### What you should do
For each line of the data below that holds "every", copy the line.

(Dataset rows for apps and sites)
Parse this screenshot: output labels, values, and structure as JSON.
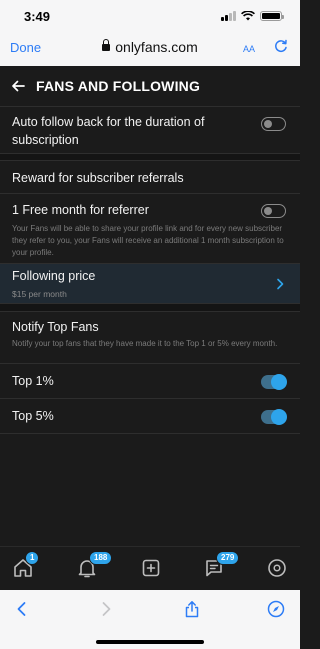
{
  "status_bar": {
    "time": "3:49"
  },
  "browser": {
    "done_label": "Done",
    "url": "onlyfans.com",
    "text_size_label": "AA"
  },
  "page": {
    "title": "FANS AND FOLLOWING"
  },
  "settings": {
    "auto_follow": {
      "label": "Auto follow back for the duration of subscription",
      "enabled": false
    },
    "referral_section_title": "Reward for subscriber referrals",
    "free_month": {
      "label": "1 Free month for referrer",
      "description": "Your Fans will be able to share your profile link and for every new subscriber they refer to you, your Fans will receive an additional 1 month subscription to your profile.",
      "enabled": false
    },
    "following_price": {
      "label": "Following price",
      "value": "$15 per month"
    },
    "notify_top_fans": {
      "title": "Notify Top Fans",
      "description": "Notify your top fans that they have made it to the Top 1 or 5% every month."
    },
    "top_1": {
      "label": "Top 1%",
      "enabled": true
    },
    "top_5": {
      "label": "Top 5%",
      "enabled": true
    }
  },
  "tabbar": {
    "home_badge": "1",
    "notifications_badge": "188",
    "messages_badge": "279"
  },
  "colors": {
    "accent": "#2ea4eb",
    "safari_blue": "#2d7cf6",
    "background": "#1b1b1b"
  }
}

### Solution for this exercise
      "description": "Your Fans will be able to share your profile link and for every new subscriber they refer to you, your Fans will receive an additional 1 month subscription to your profile.",
      "description": "Notify your top fans that they have made it to the Top 1 or 5% every month."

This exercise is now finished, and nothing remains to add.